Colourful new façade lighting aims to showcase one of Hull’s most historic streets, which also lays claim to being the spot where the first sparks of the English Civil War were ignited.
The special illuminations are part of a multi-million-pound regeneration to breathe new life into Whitefriargate, which is home to 33 listed buildings and to the city’s Beverley Gate, where in 1642 King Charles I was refused entry, arguably starting the national conflict.
Four buildings are being lit up each evening for the heritage project to shed new light on the street’s rich architecture and heritage, bathing the late 18th and early 19th century buildings in coloured lighting, which will remain on each evening until 11pm.
Known as the gateway to Hull’s Old Town – with cobbled streets and architecture stretching back to Hull’s medieval past – Whitefriargate has seen a decline in the number of retail units in what was once the city centre’s premier shopping street.
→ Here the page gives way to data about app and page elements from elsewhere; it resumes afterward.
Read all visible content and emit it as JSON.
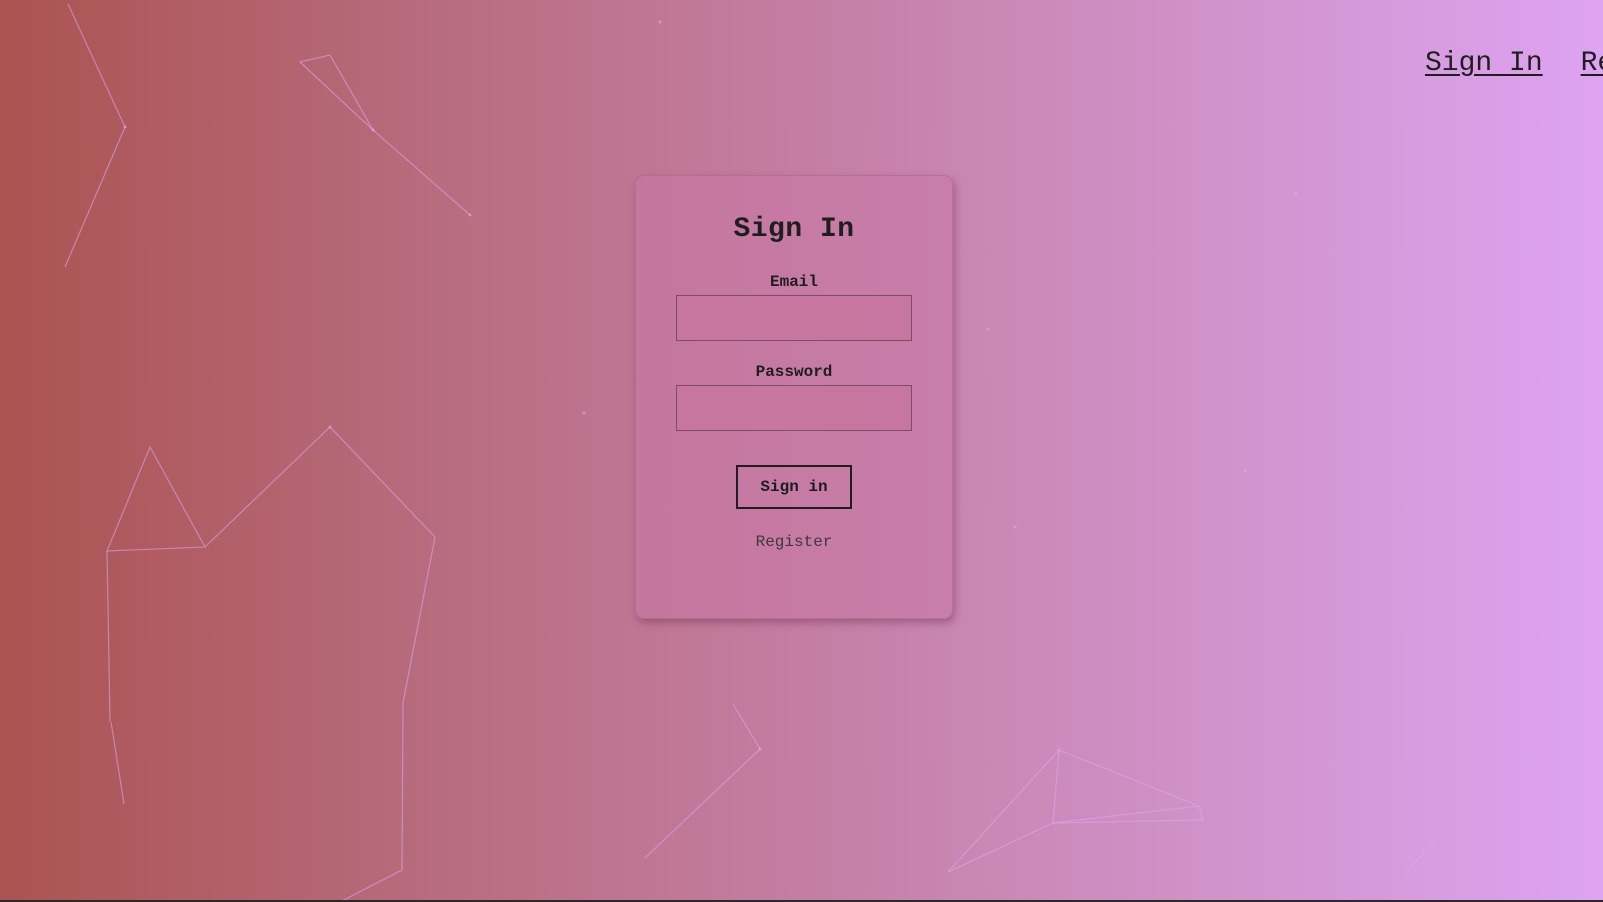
{
  "nav": {
    "links": [
      "Sign In",
      "Register"
    ]
  },
  "form": {
    "title": "Sign In",
    "email_label": "Email",
    "email_value": "",
    "password_label": "Password",
    "password_value": "",
    "submit_label": "Sign in",
    "register_label": "Register"
  },
  "colors": {
    "gradient_start": "#ab5351",
    "gradient_end": "#dea3f2",
    "line_color": "#d9a6f0"
  }
}
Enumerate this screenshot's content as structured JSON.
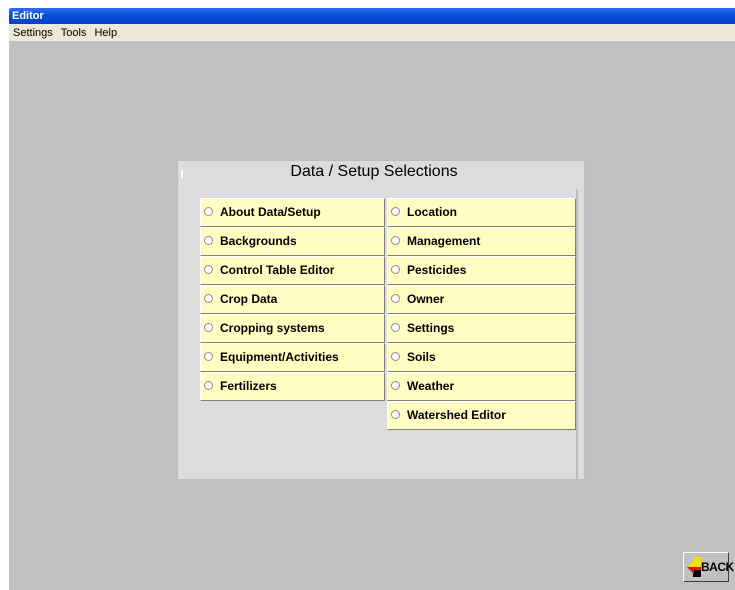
{
  "window": {
    "title": "Editor"
  },
  "menu": [
    "Settings",
    "Tools",
    "Help"
  ],
  "panel": {
    "title": "Data / Setup Selections"
  },
  "options_left": [
    "About Data/Setup",
    "Backgrounds",
    "Control Table Editor",
    "Crop Data",
    "Cropping systems",
    "Equipment/Activities",
    "Fertilizers"
  ],
  "options_right": [
    "Location",
    "Management",
    "Pesticides",
    "Owner",
    "Settings",
    "Soils",
    "Weather",
    "Watershed Editor"
  ],
  "back_button": {
    "label": "BACK",
    "icon": "back-arrow-icon"
  },
  "colors": {
    "titlebar": "#0a4fd8",
    "option_bg": "#fffdc2",
    "panel_bg": "#dcdcdc",
    "window_bg": "#c0c0c0"
  }
}
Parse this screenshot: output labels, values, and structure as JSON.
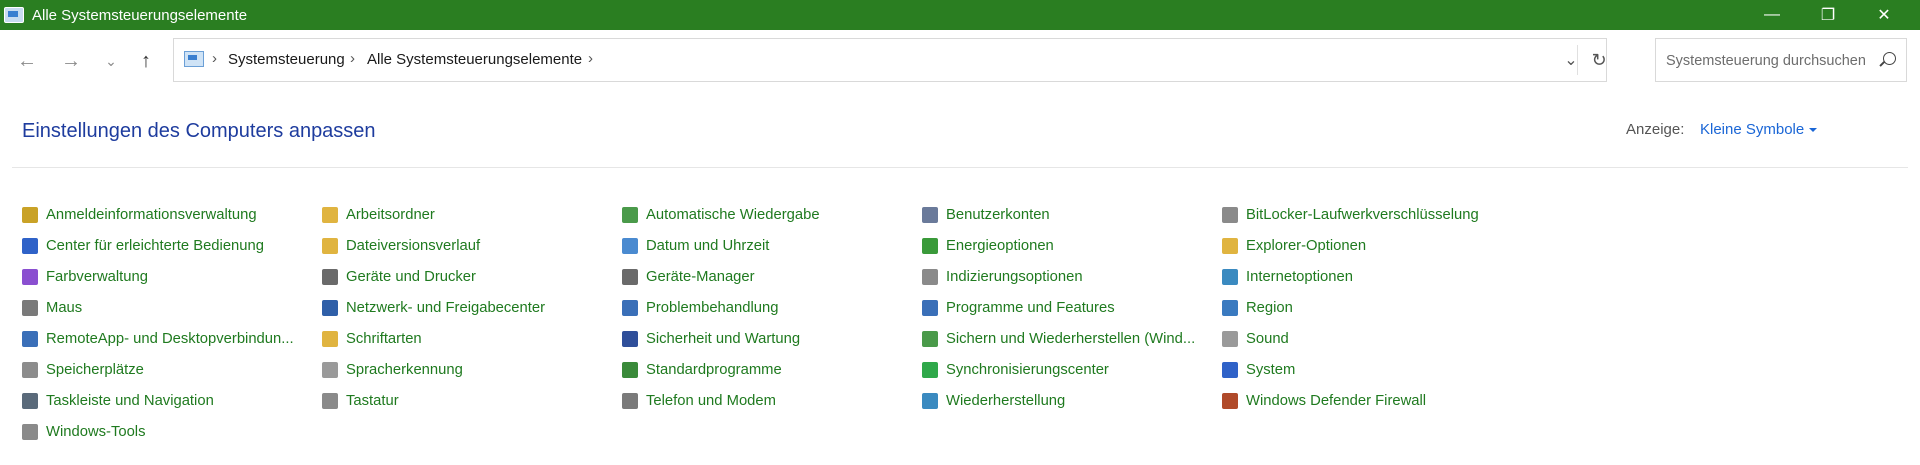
{
  "window": {
    "title": "Alle Systemsteuerungselemente"
  },
  "address": {
    "crumbs": [
      "Systemsteuerung",
      "Alle Systemsteuerungselemente"
    ]
  },
  "search": {
    "placeholder": "Systemsteuerung durchsuchen"
  },
  "header": {
    "title": "Einstellungen des Computers anpassen",
    "view_label": "Anzeige:",
    "view_value": "Kleine Symbole"
  },
  "items": [
    {
      "label": "Anmeldeinformationsverwaltung",
      "icon": "credential-manager-icon",
      "color": "#c9a227"
    },
    {
      "label": "Center für erleichterte Bedienung",
      "icon": "ease-of-access-icon",
      "color": "#2f62c8"
    },
    {
      "label": "Farbverwaltung",
      "icon": "color-management-icon",
      "color": "#8a4fd0"
    },
    {
      "label": "Maus",
      "icon": "mouse-icon",
      "color": "#7a7a7a"
    },
    {
      "label": "RemoteApp- und Desktopverbindun...",
      "icon": "remoteapp-icon",
      "color": "#3a6fb8"
    },
    {
      "label": "Speicherplätze",
      "icon": "storage-spaces-icon",
      "color": "#8c8c8c"
    },
    {
      "label": "Taskleiste und Navigation",
      "icon": "taskbar-icon",
      "color": "#5a6a7a"
    },
    {
      "label": "Windows-Tools",
      "icon": "windows-tools-icon",
      "color": "#8a8a8a"
    },
    {
      "label": "Arbeitsordner",
      "icon": "work-folders-icon",
      "color": "#e0b440"
    },
    {
      "label": "Dateiversionsverlauf",
      "icon": "file-history-icon",
      "color": "#e0b440"
    },
    {
      "label": "Geräte und Drucker",
      "icon": "devices-printers-icon",
      "color": "#6a6a6a"
    },
    {
      "label": "Netzwerk- und Freigabecenter",
      "icon": "network-center-icon",
      "color": "#2f5fa8"
    },
    {
      "label": "Schriftarten",
      "icon": "fonts-icon",
      "color": "#e0b440"
    },
    {
      "label": "Spracherkennung",
      "icon": "speech-recognition-icon",
      "color": "#9a9a9a"
    },
    {
      "label": "Tastatur",
      "icon": "keyboard-icon",
      "color": "#8a8a8a"
    },
    {
      "label": "Automatische Wiedergabe",
      "icon": "autoplay-icon",
      "color": "#4a9a4a"
    },
    {
      "label": "Datum und Uhrzeit",
      "icon": "date-time-icon",
      "color": "#4a8ad0"
    },
    {
      "label": "Geräte-Manager",
      "icon": "device-manager-icon",
      "color": "#6a6a6a"
    },
    {
      "label": "Problembehandlung",
      "icon": "troubleshooting-icon",
      "color": "#3a6fb8"
    },
    {
      "label": "Sicherheit und Wartung",
      "icon": "security-maintenance-icon",
      "color": "#2f4f9a"
    },
    {
      "label": "Standardprogramme",
      "icon": "default-programs-icon",
      "color": "#3a8a3a"
    },
    {
      "label": "Telefon und Modem",
      "icon": "phone-modem-icon",
      "color": "#7a7a7a"
    },
    {
      "label": "Benutzerkonten",
      "icon": "user-accounts-icon",
      "color": "#6a7a9a"
    },
    {
      "label": "Energieoptionen",
      "icon": "power-options-icon",
      "color": "#3a9a3a"
    },
    {
      "label": "Indizierungsoptionen",
      "icon": "indexing-options-icon",
      "color": "#8a8a8a"
    },
    {
      "label": "Programme und Features",
      "icon": "programs-features-icon",
      "color": "#3a6fb8"
    },
    {
      "label": "Sichern und Wiederherstellen (Wind...",
      "icon": "backup-restore-icon",
      "color": "#4a9a4a"
    },
    {
      "label": "Synchronisierungscenter",
      "icon": "sync-center-icon",
      "color": "#2fa84a"
    },
    {
      "label": "Wiederherstellung",
      "icon": "recovery-icon",
      "color": "#3a8ac0"
    },
    {
      "label": "BitLocker-Laufwerkverschlüsselung",
      "icon": "bitlocker-icon",
      "color": "#8a8a8a"
    },
    {
      "label": "Explorer-Optionen",
      "icon": "explorer-options-icon",
      "color": "#e0b440"
    },
    {
      "label": "Internetoptionen",
      "icon": "internet-options-icon",
      "color": "#3a8ac0"
    },
    {
      "label": "Region",
      "icon": "region-icon",
      "color": "#3a7ac0"
    },
    {
      "label": "Sound",
      "icon": "sound-icon",
      "color": "#9a9a9a"
    },
    {
      "label": "System",
      "icon": "system-icon",
      "color": "#2f62c8"
    },
    {
      "label": "Windows Defender Firewall",
      "icon": "firewall-icon",
      "color": "#b04a2a"
    }
  ]
}
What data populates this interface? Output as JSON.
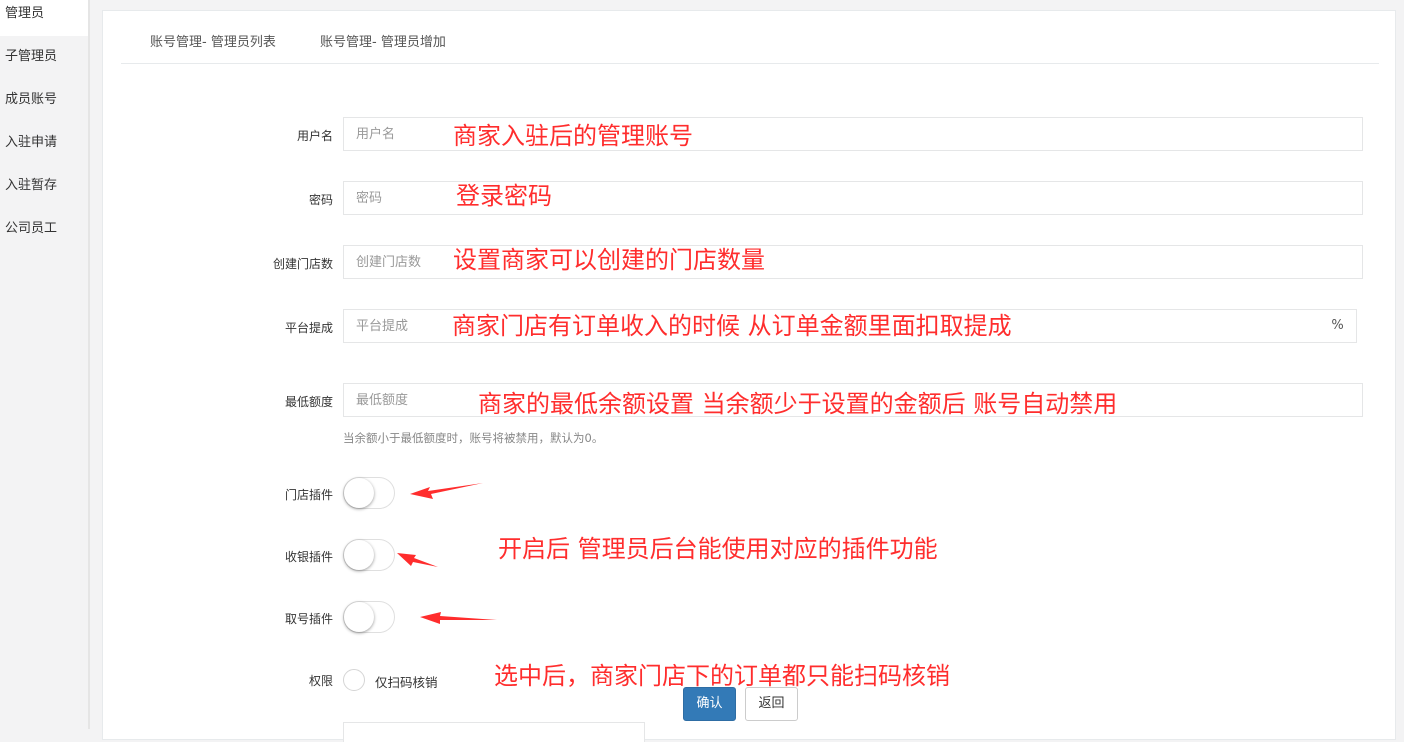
{
  "sidebar": {
    "items": [
      {
        "label": "管理员"
      },
      {
        "label": "子管理员"
      },
      {
        "label": "成员账号"
      },
      {
        "label": "入驻申请"
      },
      {
        "label": "入驻暂存"
      },
      {
        "label": "公司员工"
      }
    ]
  },
  "tabs": [
    {
      "label": "账号管理- 管理员列表"
    },
    {
      "label": "账号管理- 管理员增加"
    }
  ],
  "form": {
    "username": {
      "label": "用户名",
      "placeholder": "用户名"
    },
    "password": {
      "label": "密码",
      "placeholder": "密码"
    },
    "store_count": {
      "label": "创建门店数",
      "placeholder": "创建门店数"
    },
    "commission": {
      "label": "平台提成",
      "placeholder": "平台提成",
      "addon": "%"
    },
    "min_balance": {
      "label": "最低额度",
      "placeholder": "最低额度",
      "help": "当余额小于最低额度时，账号将被禁用，默认为0。"
    },
    "store_plugin": {
      "label": "门店插件",
      "enabled": false
    },
    "cashier_plugin": {
      "label": "收银插件",
      "enabled": false
    },
    "queue_plugin": {
      "label": "取号插件",
      "enabled": false
    },
    "permission": {
      "label": "权限",
      "option": "仅扫码核销",
      "checked": false
    },
    "confirm_label": "确认",
    "back_label": "返回"
  },
  "annotations": {
    "username": "商家入驻后的管理账号",
    "password": "登录密码",
    "store_count": "设置商家可以创建的门店数量",
    "commission": "商家门店有订单收入的时候 从订单金额里面扣取提成",
    "min_balance": "商家的最低余额设置 当余额少于设置的金额后 账号自动禁用",
    "plugins": "开启后 管理员后台能使用对应的插件功能",
    "permission": "选中后，商家门店下的订单都只能扫码核销"
  },
  "colors": {
    "annotation": "#ff2d2d",
    "primary_button": "#337ab7"
  }
}
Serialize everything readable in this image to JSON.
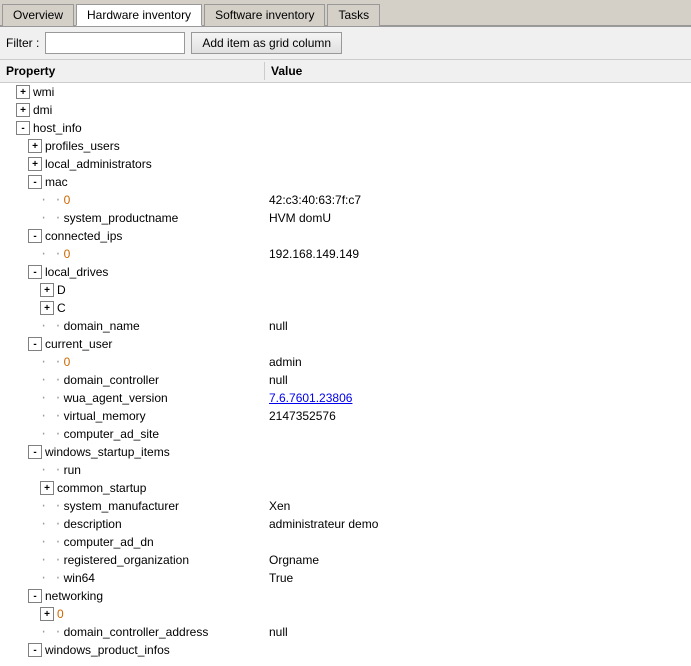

But a home-grown revival, and a boost from extra investment, has injected new life into the street, which is a key pedestrian route between the city centre, Hull Old Town and the popular Museums Quarter.
The new project is the latest initiative as part of the ongoing regeneration and aims to make the street a more attractive and enjoyable place to visit. Among the sites now being seen in a new light is 55 Whitefriargate, a grade two-listed Renaissance Revival building – now home to an indie cocktail bar and award-winning gin school and distillery.
Hidden within the vaults of an old bank, dating back to 1897, The Bar at 55 Whitefriargate, known as Bar55, opened in 2021; while above it, Hotham’s not only make spirits that are sold in the bar and used for its classic cocktails, but also run Gin and Rum Schools in a purpose-built Distilling Room.
The street is also home to the city’s newest arts venue, which opened as part of a new development by Wrecking Ball Music & Books store and café, after it moved from its former site in the city to 15 Whitefriargate, the former Neptune Inn which was opened in 1797.
In another boost, a new cafe, coffee shop and cocktail bar featuring live music and performances, Calla, opened its doors in April, complete with a rooftop terrace bar boasting views of Hull Minster.
And work has also started at a former Burton store at 34-35 Whitefriargate, adjacent to the 14th century Beverley Gate, where a retail or restaurant unit will be created on the ground floor with offices above.
The £2.4 million project at the former store aims to return what is Hull’s most significant art deco building to its 1930s grandeur, restoring the granite façade and windows, and replacing modern shopfronts with new frontages in keeping with the original style and design. The project is expected to be completed towards the end of this year.
For tourism information about Hull, see www.visithull.org